◆ **AIM OF THE TASK**: Extract each line of the data below exactly as written.

(EXTRACTED DATA Opens)

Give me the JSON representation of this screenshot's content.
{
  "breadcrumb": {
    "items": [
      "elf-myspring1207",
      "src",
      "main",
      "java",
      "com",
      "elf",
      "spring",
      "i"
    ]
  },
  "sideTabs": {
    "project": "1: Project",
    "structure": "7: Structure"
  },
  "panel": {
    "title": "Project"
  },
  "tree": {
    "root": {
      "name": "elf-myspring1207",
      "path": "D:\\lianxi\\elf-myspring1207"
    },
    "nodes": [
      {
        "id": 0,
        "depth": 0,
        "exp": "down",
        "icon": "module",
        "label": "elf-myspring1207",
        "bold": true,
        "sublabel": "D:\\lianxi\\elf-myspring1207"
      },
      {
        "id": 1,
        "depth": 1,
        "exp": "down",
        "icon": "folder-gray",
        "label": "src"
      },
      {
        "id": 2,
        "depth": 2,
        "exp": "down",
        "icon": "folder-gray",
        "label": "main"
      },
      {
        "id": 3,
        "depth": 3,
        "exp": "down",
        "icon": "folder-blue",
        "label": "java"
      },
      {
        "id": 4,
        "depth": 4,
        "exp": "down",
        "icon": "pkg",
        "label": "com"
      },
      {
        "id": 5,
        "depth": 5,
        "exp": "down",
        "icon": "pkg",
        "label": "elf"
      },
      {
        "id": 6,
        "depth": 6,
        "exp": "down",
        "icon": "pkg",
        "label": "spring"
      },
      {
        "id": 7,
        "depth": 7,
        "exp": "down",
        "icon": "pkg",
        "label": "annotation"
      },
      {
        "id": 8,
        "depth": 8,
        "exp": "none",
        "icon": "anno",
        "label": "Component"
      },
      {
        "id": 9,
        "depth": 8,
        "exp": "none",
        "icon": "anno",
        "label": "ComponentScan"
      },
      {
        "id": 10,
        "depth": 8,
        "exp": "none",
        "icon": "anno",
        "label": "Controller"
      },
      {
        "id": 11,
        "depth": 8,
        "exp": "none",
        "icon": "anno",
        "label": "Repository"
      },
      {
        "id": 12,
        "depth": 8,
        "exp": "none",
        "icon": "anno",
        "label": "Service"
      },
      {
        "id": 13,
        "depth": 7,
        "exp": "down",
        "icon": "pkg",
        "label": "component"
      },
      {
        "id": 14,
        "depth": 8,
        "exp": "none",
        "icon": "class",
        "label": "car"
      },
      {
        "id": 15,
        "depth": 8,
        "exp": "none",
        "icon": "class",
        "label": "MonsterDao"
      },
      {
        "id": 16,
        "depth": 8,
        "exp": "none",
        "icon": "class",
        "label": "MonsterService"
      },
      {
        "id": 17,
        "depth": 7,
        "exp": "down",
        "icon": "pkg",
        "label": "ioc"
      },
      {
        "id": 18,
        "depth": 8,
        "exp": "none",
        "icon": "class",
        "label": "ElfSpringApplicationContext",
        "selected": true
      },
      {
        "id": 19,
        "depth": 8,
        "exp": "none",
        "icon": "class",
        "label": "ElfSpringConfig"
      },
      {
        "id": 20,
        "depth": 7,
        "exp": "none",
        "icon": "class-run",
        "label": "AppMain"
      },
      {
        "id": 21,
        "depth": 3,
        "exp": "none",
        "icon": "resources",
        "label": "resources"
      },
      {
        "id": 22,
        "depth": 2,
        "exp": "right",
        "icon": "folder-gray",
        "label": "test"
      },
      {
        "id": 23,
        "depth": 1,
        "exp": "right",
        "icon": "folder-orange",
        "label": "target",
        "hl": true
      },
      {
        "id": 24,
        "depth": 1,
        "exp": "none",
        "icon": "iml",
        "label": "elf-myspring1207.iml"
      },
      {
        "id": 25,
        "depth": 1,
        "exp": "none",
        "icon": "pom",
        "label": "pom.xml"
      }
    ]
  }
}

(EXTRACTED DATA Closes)

◆ **RESULT BELOW**:
Give me the JSON representation of this screenshot's content.
{
  "breadcrumb": {
    "items": [
      "elf-myspring1207",
      "src",
      "main",
      "java",
      "com",
      "elf",
      "spring",
      "i"
    ]
  },
  "sideTabs": {
    "project": "1: Project",
    "structure": "7: Structure"
  },
  "panel": {
    "title": "Project"
  },
  "tree": {
    "root": {
      "name": "elf-myspring1207",
      "path": "D:\\lianxi\\elf-myspring1207"
    },
    "nodes": [
      {
        "id": 0,
        "depth": 0,
        "exp": "down",
        "icon": "module",
        "label": "elf-myspring1207",
        "bold": true,
        "sublabel": "D:\\lianxi\\elf-myspring1207"
      },
      {
        "id": 1,
        "depth": 1,
        "exp": "down",
        "icon": "folder-gray",
        "label": "src"
      },
      {
        "id": 2,
        "depth": 2,
        "exp": "down",
        "icon": "folder-gray",
        "label": "main"
      },
      {
        "id": 3,
        "depth": 3,
        "exp": "down",
        "icon": "folder-blue",
        "label": "java"
      },
      {
        "id": 4,
        "depth": 4,
        "exp": "down",
        "icon": "pkg",
        "label": "com"
      },
      {
        "id": 5,
        "depth": 5,
        "exp": "down",
        "icon": "pkg",
        "label": "elf"
      },
      {
        "id": 6,
        "depth": 6,
        "exp": "down",
        "icon": "pkg",
        "label": "spring"
      },
      {
        "id": 7,
        "depth": 7,
        "exp": "down",
        "icon": "pkg",
        "label": "annotation"
      },
      {
        "id": 8,
        "depth": 8,
        "exp": "none",
        "icon": "anno",
        "label": "Component"
      },
      {
        "id": 9,
        "depth": 8,
        "exp": "none",
        "icon": "anno",
        "label": "ComponentScan"
      },
      {
        "id": 10,
        "depth": 8,
        "exp": "none",
        "icon": "anno",
        "label": "Controller"
      },
      {
        "id": 11,
        "depth": 8,
        "exp": "none",
        "icon": "anno",
        "label": "Repository"
      },
      {
        "id": 12,
        "depth": 8,
        "exp": "none",
        "icon": "anno",
        "label": "Service"
      },
      {
        "id": 13,
        "depth": 7,
        "exp": "down",
        "icon": "pkg",
        "label": "component"
      },
      {
        "id": 14,
        "depth": 8,
        "exp": "none",
        "icon": "class",
        "label": "car"
      },
      {
        "id": 15,
        "depth": 8,
        "exp": "none",
        "icon": "class",
        "label": "MonsterDao"
      },
      {
        "id": 16,
        "depth": 8,
        "exp": "none",
        "icon": "class",
        "label": "MonsterService"
      },
      {
        "id": 17,
        "depth": 7,
        "exp": "down",
        "icon": "pkg",
        "label": "ioc"
      },
      {
        "id": 18,
        "depth": 8,
        "exp": "none",
        "icon": "class",
        "label": "ElfSpringApplicationContext",
        "selected": true
      },
      {
        "id": 19,
        "depth": 8,
        "exp": "none",
        "icon": "class",
        "label": "ElfSpringConfig"
      },
      {
        "id": 20,
        "depth": 7,
        "exp": "none",
        "icon": "class-run",
        "label": "AppMain"
      },
      {
        "id": 21,
        "depth": 3,
        "exp": "none",
        "icon": "resources",
        "label": "resources"
      },
      {
        "id": 22,
        "depth": 2,
        "exp": "right",
        "icon": "folder-gray",
        "label": "test"
      },
      {
        "id": 23,
        "depth": 1,
        "exp": "right",
        "icon": "folder-orange",
        "label": "target",
        "hl": true
      },
      {
        "id": 24,
        "depth": 1,
        "exp": "none",
        "icon": "iml",
        "label": "elf-myspring1207.iml"
      },
      {
        "id": 25,
        "depth": 1,
        "exp": "none",
        "icon": "pom",
        "label": "pom.xml"
      }
    ]
  }
}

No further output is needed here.